Label: Non-Site Records
Genre: sound scapes/drones
Buy CD: here (limited Edition of 200 CD’s)
Review by Dawoud Kringle
UllU is the Hindi word for owl. In South Asian tradition, the owl is thought of as a foolish bird (unlike the opposite assessment in Western tradition). This is the surface appearance presented by UllU, a duo consisting of Chris McIntyre (trombone, Nord Lead 2) and David Shively (feedback, drumkit, tapes, combo organ, and siren). The duo produced, edited, and mastered the recording.
A more or less equally tempered C drone opens the first track, “A Better Path to the Water.” Gentle flute-like melodies come from the trombone. Vague rhythmic patterns and ambient effects appear and disappear at unexpected intervals, as the trombone becomes more recognizable as itself, and then deconstructs the melody. A second horn voice introduces itself, and converses with the first. The sounds play strange intervals, invoking unusual harmonics as beat frequencies introduce themselves, and then make discreet exits. From time to time, a contrasting sound rises out of nowhere and breaks the hypnotic effect of the drones. These end in a series of startling melodies.

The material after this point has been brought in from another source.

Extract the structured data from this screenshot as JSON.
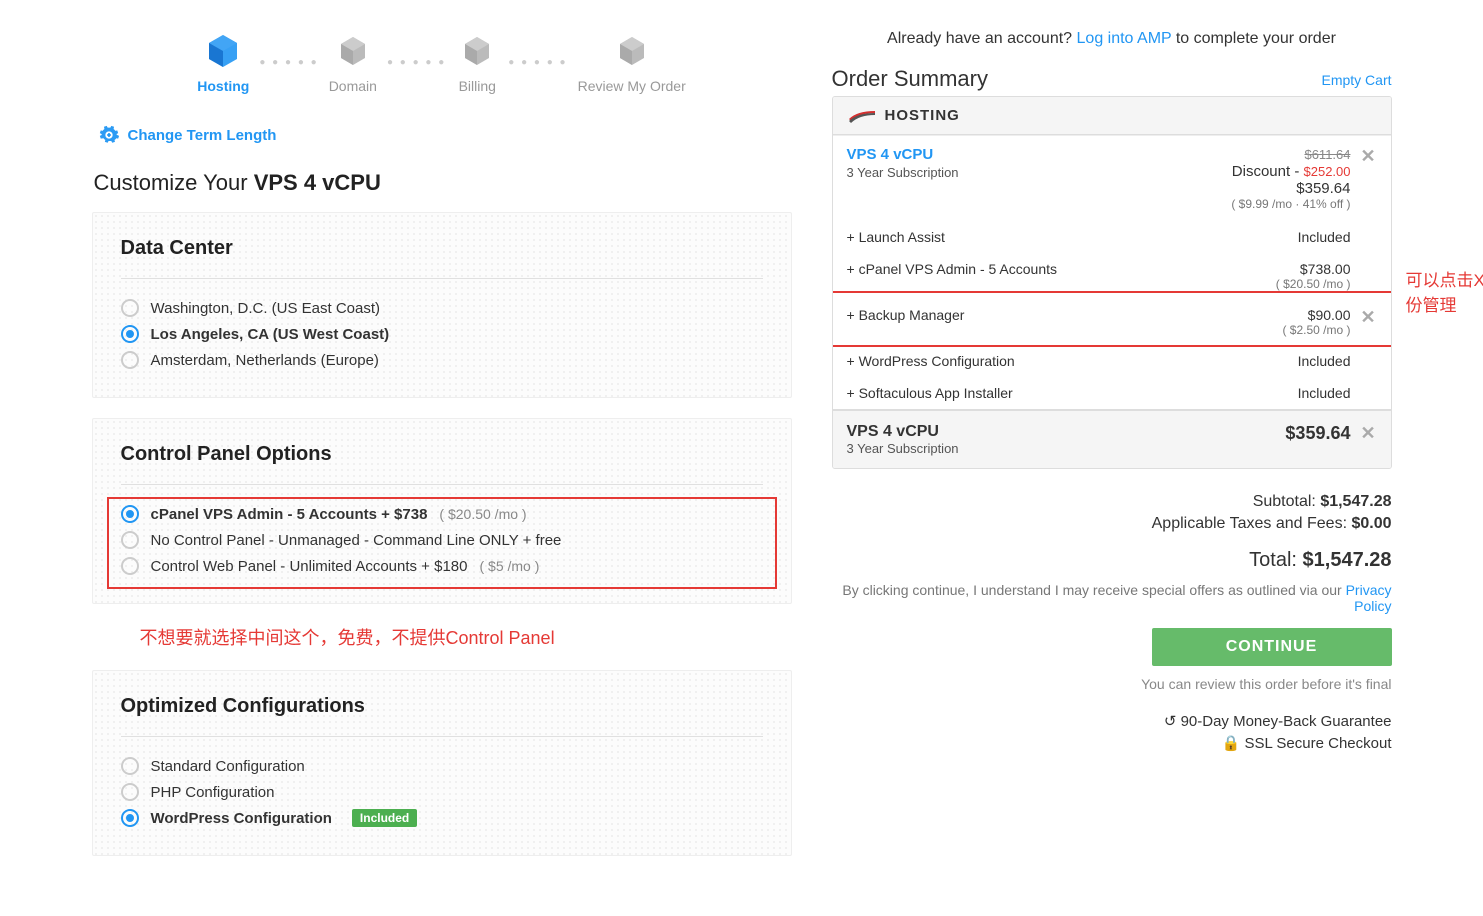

“With Trombone and Organ” opens with long tones and suggestions of sombre chords on the organ over which the trombone hangs contemplative melodies. This is explored with a number of variations.
The final track “130801” Is a lengthy piece that begins with rubbery low tones that jump and glide to different intervals. Trombone and other sounds weave in and out to startling effect. As the track progresses, the sounds take the listener through strange labyrinthine corridors of their own psyches..
It is clear that the duo is using harmonics and frequencies to produce binaural effects upon the listener. This is a more “out” variation on a similar procedure used in some new age type recordings. UllU, however, take much greater artistic license, are more adventurous and daring in their application of this specific sound process, and I dare say, may be a little dangerous. Yet the danger is part of what give this recording its value. This is not “music” as most people would understand the word; although it is, indeed music. There are no songs, jams, or grooves. However, if you’re looking to experience a soundscape that concentrates almost exclusively on the psycho acoustic effects of sound, frequency, and intervals, UllU provides a worthwhile experience. You can’t dance to this; but you will trip out.